“When we have cases of COVID, and these two schools we’re talking about — M.E. Lazerte and J. Percy Page — would be no different, Alberta Health Services would be reaching out to us to ask some additional questions, they would send a representative out to take a look at our processes around hand sanitizing, mask-wearing, those things that we know are keeping us safe… and giving us feedback,” he said.
“The feedback that we’ve received, actually, is that our schools are doing an excellent job in terms of our COVID protocols and we will continue to do so.”
Robertson said the information the division has received from Alberta Health is that the majority of cases are coming from outside of schools, but added the province has indicated there has been some in-school transmission.
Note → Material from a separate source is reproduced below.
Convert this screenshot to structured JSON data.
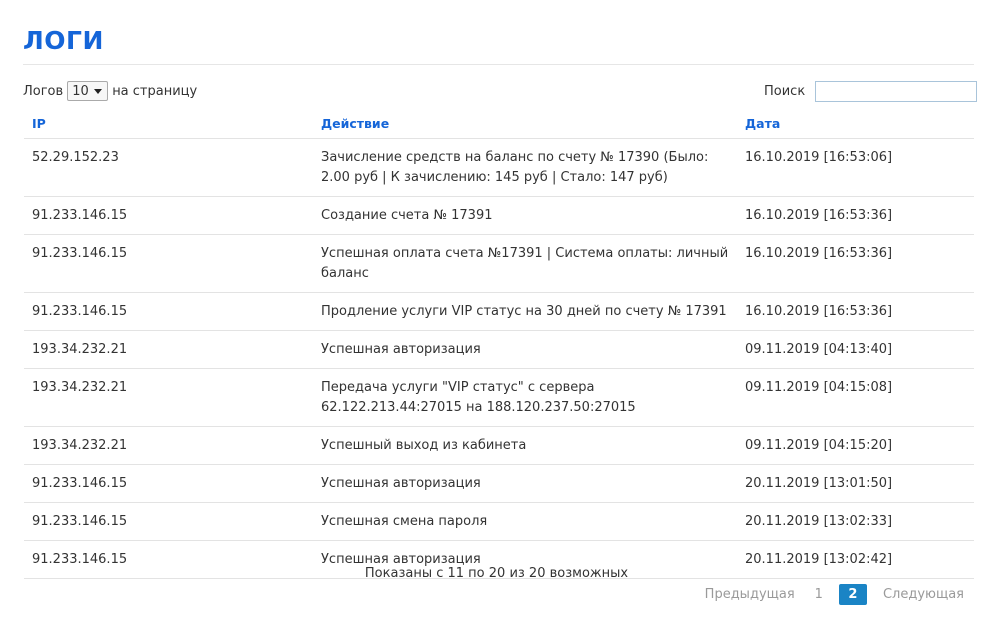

On Monday, Dr. Deena Hinshaw said there were 259 schools on alert status and nine on outbreak status. That represents about 11 per cent of schools in the province.
In total, there were 500 cases of COVID-19 in schools, according to the province’s chief medical officer of health.
Hinshaw said in-school transmission has been reported in 51 schools, with 39 schools having only one new case as a result of that transmission.
“We know that schools, like any other institution, they are vulnerable to community spread,” Hinshaw said Monday. “With the concern about the variant, we are watching that very closely to determine if there may be any extra steps that are necessary.”
Hinshaw said when it comes to the formal in-classroom environment, the health measures that are in place do mitigate the spread of the virus. However, transmission can increase significantly if measures are not followed in less formal environments, she explained.
“In times outside of those formal environments — so at break times, lunchtimes, after school — when they don’t follow distancing, when they don’t follow continuous mask use, that that raises the risk of transmission significantly,” she said.
“It’s a reminder to all of us — whether it’s schools or any other settings where people are attending in person — that there is no time when we can let our guard down. It doesn’t matter if it’s lunchtime, break time, after school or after work. Any time that people are together in close contact without using precautions, not wearing masks and in a closed environment, the spread of the virus can happen and that certainly is what we’re seeing in some locations.”
An email from Education Minister Adriana Lagrange’s office said the government approved the requests for the shutdowns out of an abundance of caution.
“We consider the operational needs of the school – such as having numerous staff in isolation that makes it hard to continue with a high level of learning for students in school – when making this decision,” wrote Justin Marshall, the minister’s press secretary.
He said that, as of Friday, more than 90 per cent of schools in the province had no known cases of COVID-19 and less than half a per cent of students and staff were confirmed to have been infected.
While contact tracing had become a challenge ahead of the winter break, Robertson said it appears to have improved during the first couple of weeks back in class.
“Our observations since returning from winter recess have been that Alberta Health Services is getting back to us on each case within a day. And on many of those cases, the same day,” he said.
“I guess that would be evidence that they have caught up and I also know they prioritize school cases of COVID in their contact-tracing protocols, or that’s what I’ve heard from Alberta Health Services.”
This is the second time this school year that some students have made the switch.
In late fall, Alberta moved all students in Grades 7 to 12 to online learning as the province struggled to rein in a sharp rise in COVID-19 cases and outbreaks in schools.
Those students moved to online learning on Nov. 30 while students in kindergarten to Grade 6 moved to online learning for the week after their winter break concluded.
On Monday, Jan. 11, all Alberta students who elected to continue in-person learning returned to their classrooms.
With files from Phil Heidenreich, Global News and The Canadian Press.